● **Task directions**
Drop the pictures and restate the rest of the listing word for word.

● **Given information**
<<<<

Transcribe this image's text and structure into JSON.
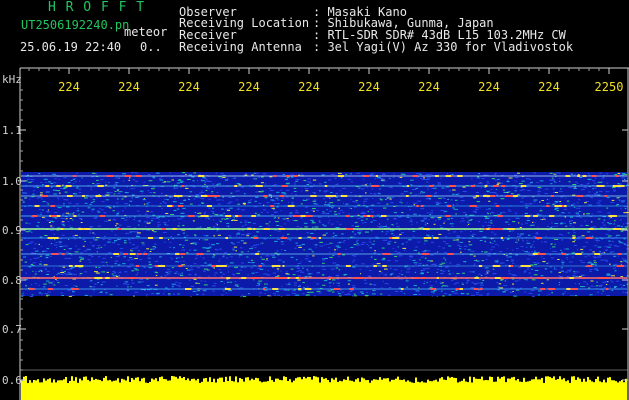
{
  "header": {
    "brand": "H R O F F T",
    "filename": "UT2506192240.pn",
    "meteor_label": "meteor",
    "datetime": "25.06.19 22:40",
    "count": "0..",
    "fields": [
      {
        "label": "Observer",
        "value": ": Masaki Kano"
      },
      {
        "label": "Receiving Location",
        "value": ": Shibukawa, Gunma, Japan"
      },
      {
        "label": "Receiver",
        "value": ": RTL-SDR SDR# 43dB L15 103.2MHz CW"
      },
      {
        "label": "Receiving Antenna",
        "value": ": 3el Yagi(V) Az 330 for Vladivostok"
      }
    ]
  },
  "axis": {
    "y_unit": "kHz",
    "y_ticks": [
      "1.1",
      "1.0",
      "0.9",
      "0.8",
      "0.7",
      "0.6"
    ],
    "x_ticks": [
      "224",
      "224",
      "224",
      "224",
      "224",
      "224",
      "224",
      "224",
      "224",
      "2250"
    ]
  },
  "colors": {
    "background": "#000000",
    "accent_green": "#22c55e",
    "tick_yellow": "#f0e020",
    "noise_blue": "#1a2fc8",
    "amplitude_yellow": "#ffff00"
  }
}
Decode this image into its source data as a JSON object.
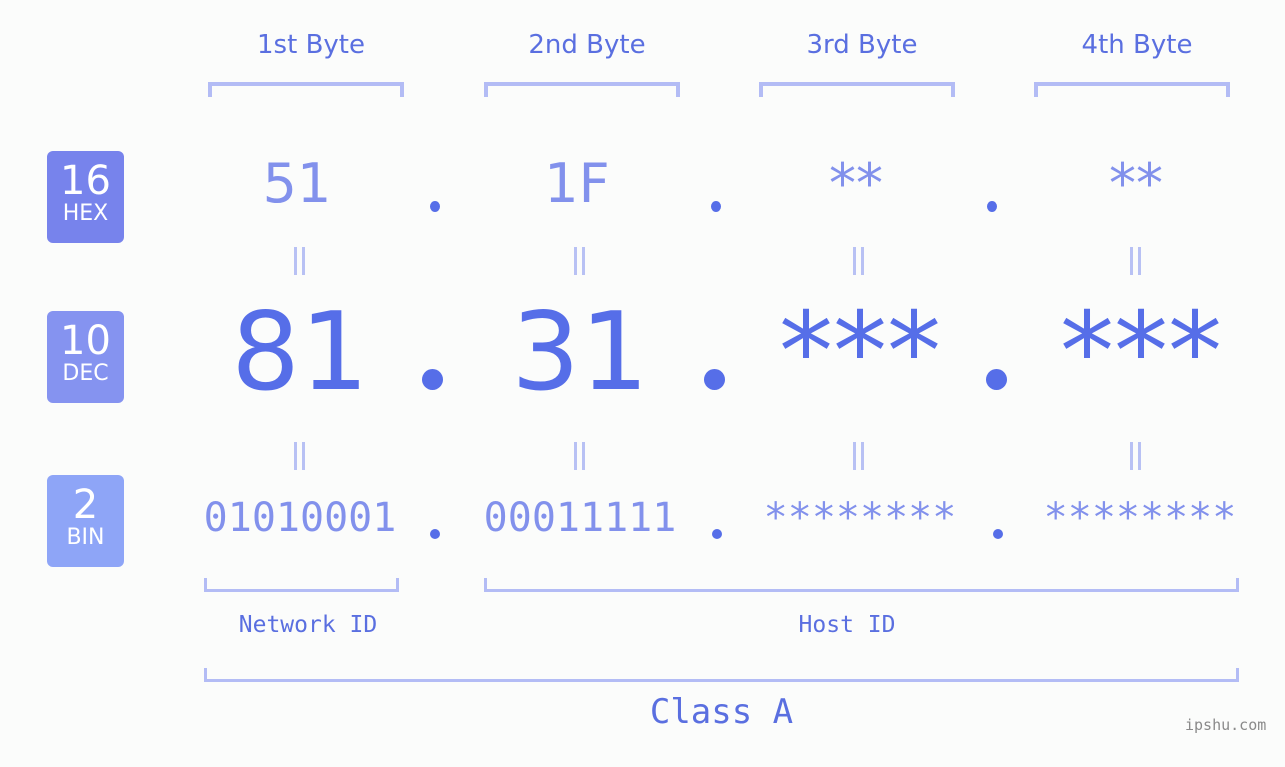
{
  "bytes": [
    {
      "label": "1st Byte",
      "hex": "51",
      "dec": "81",
      "bin": "01010001"
    },
    {
      "label": "2nd Byte",
      "hex": "1F",
      "dec": "31",
      "bin": "00011111"
    },
    {
      "label": "3rd Byte",
      "hex": "**",
      "dec": "***",
      "bin": "********"
    },
    {
      "label": "4th Byte",
      "hex": "**",
      "dec": "***",
      "bin": "********"
    }
  ],
  "badges": {
    "hex": {
      "num": "16",
      "sub": "HEX",
      "color": "#7783ec"
    },
    "dec": {
      "num": "10",
      "sub": "DEC",
      "color": "#8593f0"
    },
    "bin": {
      "num": "2",
      "sub": "BIN",
      "color": "#8ea5f7"
    }
  },
  "segments": {
    "network": "Network ID",
    "host": "Host ID"
  },
  "ip_class": "Class A",
  "watermark": "ipshu.com",
  "colors": {
    "primary": "#566ee8",
    "secondary": "#8291ec",
    "bracket": "#b3bcf5",
    "background": "#fbfcfb"
  }
}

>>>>

● **Solution**
Transcribe this image's text and structure into JSON.
{
  "header": {
    "brand": "H R O F F T",
    "filename": "UT2506192240.pn",
    "meteor_label": "meteor",
    "datetime": "25.06.19 22:40",
    "count": "0..",
    "fields": [
      {
        "label": "Observer",
        "value": ": Masaki Kano"
      },
      {
        "label": "Receiving Location",
        "value": ": Shibukawa, Gunma, Japan"
      },
      {
        "label": "Receiver",
        "value": ": RTL-SDR SDR# 43dB L15 103.2MHz CW"
      },
      {
        "label": "Receiving Antenna",
        "value": ": 3el Yagi(V) Az 330 for Vladivostok"
      }
    ]
  },
  "axis": {
    "y_unit": "kHz",
    "y_ticks": [
      "1.1",
      "1.0",
      "0.9",
      "0.8",
      "0.7",
      "0.6"
    ],
    "x_ticks": [
      "224",
      "224",
      "224",
      "224",
      "224",
      "224",
      "224",
      "224",
      "224",
      "2250"
    ]
  },
  "colors": {
    "background": "#000000",
    "accent_green": "#22c55e",
    "tick_yellow": "#f0e020",
    "noise_blue": "#1a2fc8",
    "amplitude_yellow": "#ffff00"
  }
}
Decode this image into its source data as a JSON object.
{
  "bytes": [
    {
      "label": "1st Byte",
      "hex": "51",
      "dec": "81",
      "bin": "01010001"
    },
    {
      "label": "2nd Byte",
      "hex": "1F",
      "dec": "31",
      "bin": "00011111"
    },
    {
      "label": "3rd Byte",
      "hex": "**",
      "dec": "***",
      "bin": "********"
    },
    {
      "label": "4th Byte",
      "hex": "**",
      "dec": "***",
      "bin": "********"
    }
  ],
  "badges": {
    "hex": {
      "num": "16",
      "sub": "HEX",
      "color": "#7783ec"
    },
    "dec": {
      "num": "10",
      "sub": "DEC",
      "color": "#8593f0"
    },
    "bin": {
      "num": "2",
      "sub": "BIN",
      "color": "#8ea5f7"
    }
  },
  "segments": {
    "network": "Network ID",
    "host": "Host ID"
  },
  "ip_class": "Class A",
  "watermark": "ipshu.com",
  "colors": {
    "primary": "#566ee8",
    "secondary": "#8291ec",
    "bracket": "#b3bcf5",
    "background": "#fbfcfb"
  }
}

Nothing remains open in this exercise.